I highly recommend a less condescending approach, at least until you can legitimately claim to have all the scientific facts on the complicated subject of human sexuality. Your column is titled First Word, but God will have the last word about our salvation. Our trust is in Him alone and His finished work on Calvary.
Rev. Robert L. Morgan
Potter's House Fellowship
Thank you for your review of The Passion of the Christ ("Screen Savior" by Erika Larson, March). I think the price of sin was deeply embedded in the hearts of Christians by this powerful movie.
And while I think the film did a wonderful thing for Christians, I think the impact on the world was greater. It has everyone talking about Jesus, even CNN!
Your analysis of Mel Gibson's The Passion of the Christ was accurate, but your article title, "Screen Savior," was a poor choice of words. A title such as "The Cost of Loving Humanity" or "The High Price of Redemption" would be more reflective of the film and its attempt to portray God's transcendent love.
Newark, New Jersey
The Passion of the Christ is violent and hard to digest, but it is based on the inherent Word of God. It brings believers to a point of realizing we take the truth of what Christ endured for us lightly and that we have come to preach a gospel that is "crossless." This movie has been needed as a way to bring unbelievers to a point where they can no longer hide and make excuses.
I read with interest about the leaders who met to discuss integrity issues in today's church (People & Events, April). Two problems in this area were mentioned: the failure of accountability structures and the number of ministries that operate outside of existing accountability structures.
Yet integrity is really ensured only through self-government as godly character is established in our lives.
Policing organizations to ensure integrity only improves our method of shutting the barn door after the horse has bolted. I believe our focus should be on raising a generation that will allow God's character to be developed in it.
The truth is that "covering" networks and accountability structures, because they are institutional and not relational, will never adequately meet the need of ensuring integrity in the body of Christ.
Rev. Dee Alei
Bosque Farms, New Mexico
Racism in Reverse?

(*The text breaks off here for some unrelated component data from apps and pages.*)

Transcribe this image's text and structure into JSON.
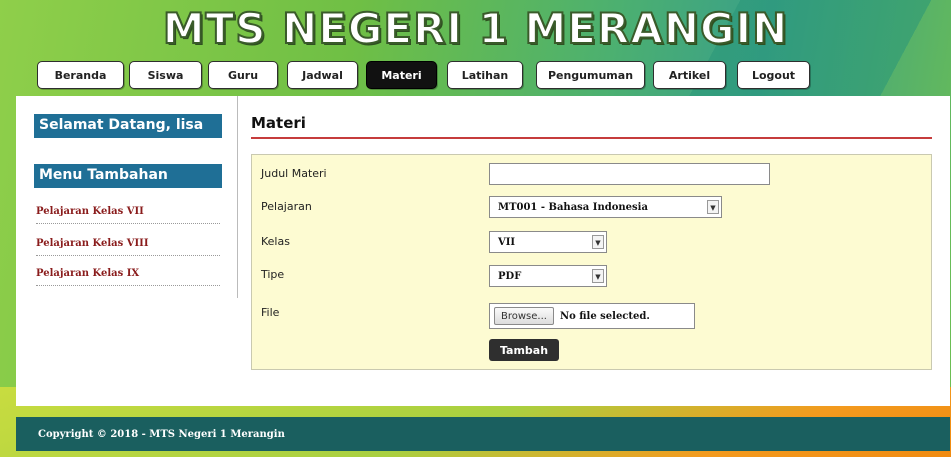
{
  "site": {
    "title": "MTS NEGERI 1 MERANGIN"
  },
  "nav": {
    "items": [
      "Beranda",
      "Siswa",
      "Guru",
      "Jadwal",
      "Materi",
      "Latihan",
      "Pengumuman",
      "Artikel",
      "Logout"
    ],
    "active": "Materi"
  },
  "sidebar": {
    "welcome": "Selamat Datang, lisa",
    "menu_title": "Menu Tambahan",
    "links": [
      "Pelajaran Kelas VII",
      "Pelajaran Kelas VIII",
      "Pelajaran Kelas IX"
    ]
  },
  "content": {
    "title": "Materi",
    "form": {
      "judul_label": "Judul Materi",
      "judul_value": "",
      "pelajaran_label": "Pelajaran",
      "pelajaran_value": "MT001 - Bahasa Indonesia",
      "kelas_label": "Kelas",
      "kelas_value": "VII",
      "tipe_label": "Tipe",
      "tipe_value": "PDF",
      "file_label": "File",
      "browse_label": "Browse...",
      "file_status": "No file selected.",
      "submit_label": "Tambah"
    }
  },
  "footer": {
    "text": "Copyright © 2018 - MTS Negeri 1 Merangin"
  }
}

Your column about racism in the black church ("Ricochet Racism" by Kimberly Daniels, April) was such an on-time word. Finally we have a message of truth backed by love. I loved it when she said: "Please do not get mad about this. Just get delivered so we can be the bride of Jesus."
So Kimberly Daniels believes God has "a special anointing on people of color." Since when did God reserve special anointing for certain races?
God has no special anointing. That statement is blatantly racist!
Kimberly Daniels was right on-point! I commend her for exposing the hidden racism that is still prevalent among African Americans. I often hear other blacks say that it's not possible for us to be racist because we were the oppressed. Statements like that are a lie from the pit of hell and need to be sent back there!